Parable of The Banana Leaf and The Air-conditioner
In Africa, we like to say that we work very hard. We also have this history nostalgia, showing our ancient art and the likes as proof of how great our civilization was in the past. But do we ask the question; why did Africa stay refining sculpture and not evolve from that to paintings, photography and the videos? Sure, we had some remarkable sculpture but why did we not create those new things?
There is a general cultural trend in Africa around how we solve problems, display our greatness and like to create degrees of separation between the well to do and the rest of the populace that is different from the cultures all over the world in Asia, America and Europe that move from a base form of things to better, easier and more ubiquity in availability of the newer things they produce to reduce degrees of separation. Let me illustrate with a hypothetical story that I am sure many Africans will recognize what the metaphors represent in their own area.
So imagine that there is an African community and there is a European one, both separate from each other and not in any form of contact with one another. In both communities, they have a problem with sweltering heat. The weather is so hot and people desperately need respite. One day, in both communities, someone cuts a banana leaf and swishes it around and discovers it cools him down. The first fan is invented in both communities. Everyone rejoices and rushes to begin cutting banana leaves to help themselves. They have devised a solution to fight the heat.

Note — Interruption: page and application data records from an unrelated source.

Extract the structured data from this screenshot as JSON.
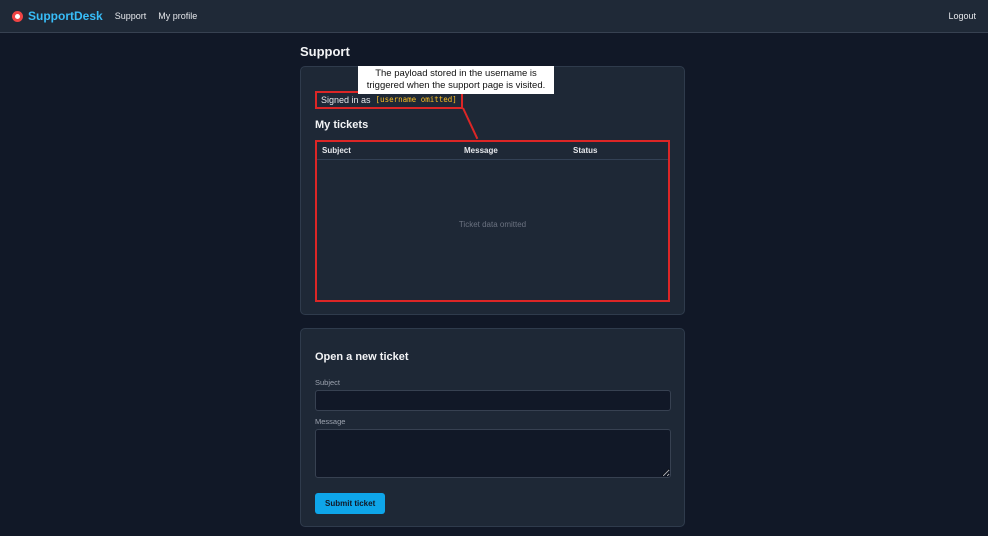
{
  "nav": {
    "brand": "SupportDesk",
    "support": "Support",
    "profile": "My profile",
    "logout": "Logout"
  },
  "page": {
    "title": "Support"
  },
  "annotation": {
    "text": "The payload stored in the username is triggered when the support page is visited."
  },
  "account": {
    "signed_in_label": "Signed in as",
    "username_display": "[username omitted]"
  },
  "tickets": {
    "title": "My tickets",
    "headers": [
      "Subject",
      "Message",
      "Status"
    ],
    "placeholder": "Ticket data omitted"
  },
  "new_ticket": {
    "title": "Open a new ticket",
    "subject_label": "Subject",
    "message_label": "Message",
    "submit": "Submit ticket"
  },
  "colors": {
    "accent": "#38bdf8",
    "highlight": "#dc2626",
    "button": "#0ea5e9"
  }
}
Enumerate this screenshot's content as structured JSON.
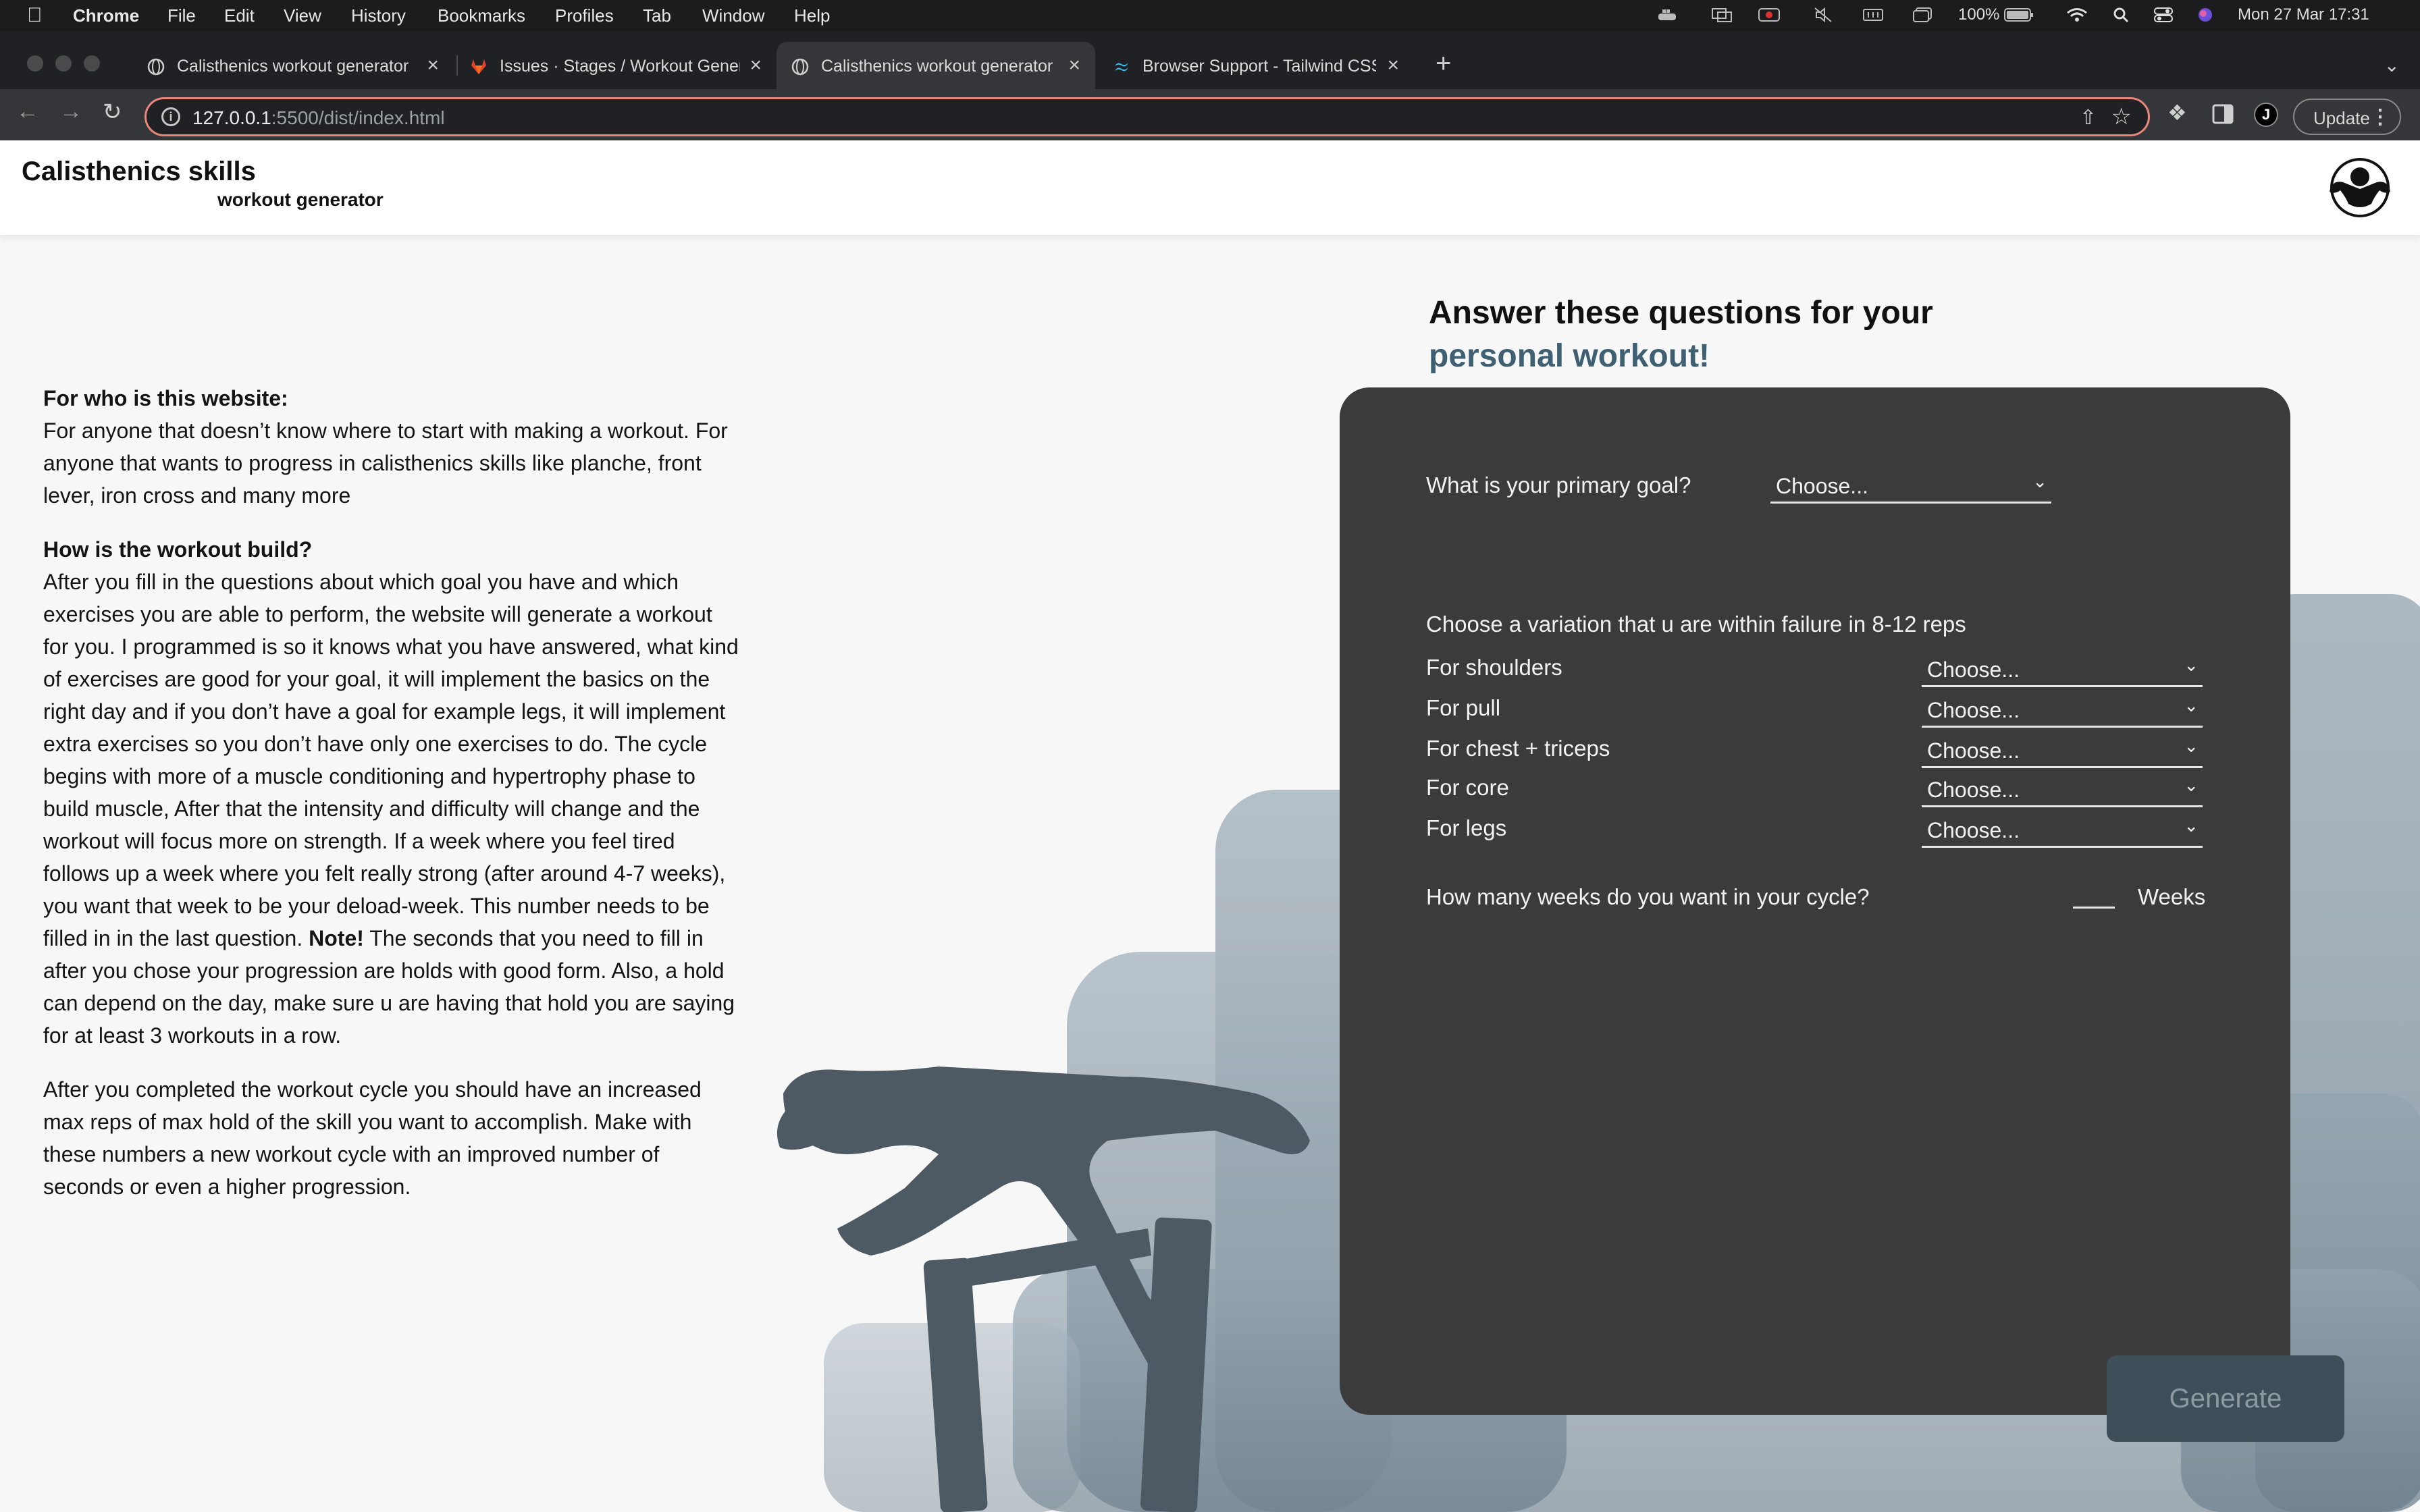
{
  "os_menubar": {
    "app": "Chrome",
    "items": [
      "File",
      "Edit",
      "View",
      "History",
      "Bookmarks",
      "Profiles",
      "Tab",
      "Window",
      "Help"
    ],
    "battery": "100%",
    "datetime": "Mon 27 Mar  17:31"
  },
  "browser": {
    "tabs": [
      {
        "title": "Calisthenics workout generator",
        "active": false
      },
      {
        "title": "Issues · Stages / Workout Generator",
        "active": false
      },
      {
        "title": "Calisthenics workout generator",
        "active": true
      },
      {
        "title": "Browser Support - Tailwind CSS",
        "active": false
      }
    ],
    "url_host": "127.0.0.1",
    "url_path": ":5500/dist/index.html",
    "profile_initial": "J",
    "update_label": "Update"
  },
  "header": {
    "title": "Calisthenics skills",
    "subtitle": "workout generator"
  },
  "info": {
    "who_heading": "For who is this website:",
    "who_body": "For anyone that doesn’t know where to start with making a workout. For anyone that wants to progress in calisthenics skills like planche, front lever, iron cross and many more",
    "how_heading": "How is the workout build?",
    "how_body_1": "After you fill in the questions about which goal you have and which exercises you are able to perform, the website will generate a workout for you. I programmed is so it knows what you have answered, what kind of exercises are good for your goal, it will implement the basics on the right day and if you don’t have a goal for example legs, it will implement extra exercises so you don’t have only one exercises to do. The cycle begins with more of a muscle conditioning and hypertrophy phase to build muscle, After that the intensity and difficulty will change and the workout will focus more on strength. If a week where you feel tired follows up a week where you felt really strong (after around 4-7 weeks), you want that week to be your deload-week. This number needs to be filled in in the last question.",
    "note_label": "Note!",
    "how_body_2": "The seconds that you need to fill in after you chose your progression are holds with good form. Also, a hold can depend on the day, make sure u are having that hold you are saying for at least 3 workouts in a row.",
    "after_body": "After you completed the workout cycle you should have an increased max reps of max hold of the skill you want to accomplish. Make with these numbers a new workout cycle with an improved number of seconds or even a higher progression."
  },
  "form": {
    "heading_line1": "Answer these questions for your",
    "heading_line2": "personal workout!",
    "goal_question": "What is your primary goal?",
    "goal_value": "Choose...",
    "variation_intro": "Choose a variation that u are within failure in 8-12 reps",
    "variations": [
      {
        "label": "For shoulders",
        "value": "Choose..."
      },
      {
        "label": "For pull",
        "value": "Choose..."
      },
      {
        "label": "For chest + triceps",
        "value": "Choose..."
      },
      {
        "label": "For core",
        "value": "Choose..."
      },
      {
        "label": "For legs",
        "value": "Choose..."
      }
    ],
    "weeks_question": "How many weeks do you want in your cycle?",
    "weeks_unit": "Weeks",
    "weeks_value": "",
    "generate_label": "Generate"
  },
  "colors": {
    "panel": "#3b3b3b",
    "accent": "#3f5f73",
    "generate_bg": "#3f4f5a"
  }
}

But this is where the two deviate.
In the African community, everyone discovers that you cannot fan yourself with your arms forever. You get tired. How do they solve this problem? Quickly the chiefs do a couple of things. First, they create a guild to regulate access to banana leaves so that they have more banana leaves to themselves than if everyone had free access. So those who don’t have the leaves become free for the next phase, let’s call them the leafless ones. The chiefs then practically enslave the leafless ones and organize them into a class of fanners, essentially people that fan the chiefs in turns. That solves the problem of getting tired but only for the chiefs, at the expense of most of the populace. They then create rituals around cutting leaves and fanning with banana leaves and made it culture that evolved into only chiefs and guild members get fanned and the leafless ones and fanners becomes hereditary. Over the years, banana leaves acquire a sacred and mystical meaning in this culture. Anyone who tried to bring new leaves for fanning would be said to have broken culture. Everyone proudly upheld this culture perpetuating extreme degrees of separation between the leaders and the populace.
On the other side in the European/Asian/American community, they accumulate knowledge about leafs and fanning over time. The find out why banana leaves fan so well. The begin to find other leaves that can fan as well or better than banana leaves. The problem of hands getting tired happens there too. They solve it by trying all sorts of ideas until the come up with different types of fan. The ideas compete until the electric fan wins. Of course another innovation path must have delivered electricity and it is this accumulation and combination of knowledge that delivers the solutions. They keep innovating, creating better and better electric fans, until someone again creates air-conditioners. In a space of perhaps a hundred, two hundred, maybe a thousand years, they move from banana leaves to air-conditioners while the African people continue to hold on to their culture.
We can keep on harping on our glorious past and highfalutin thinking of our arts, artifacts and culture in Africa without asking why it has not delivered innovation while the world leaves us behind. Or we can begin to ask hard questions and question the previously calcified portions of African culture with the intent to discard and discount anything that hides knowledge, that disregards progress and that chooses to solve problems by creating an underclass whose lives never improve which perpetually serves an elite that adds little or nothing to our society. The choice really is ours.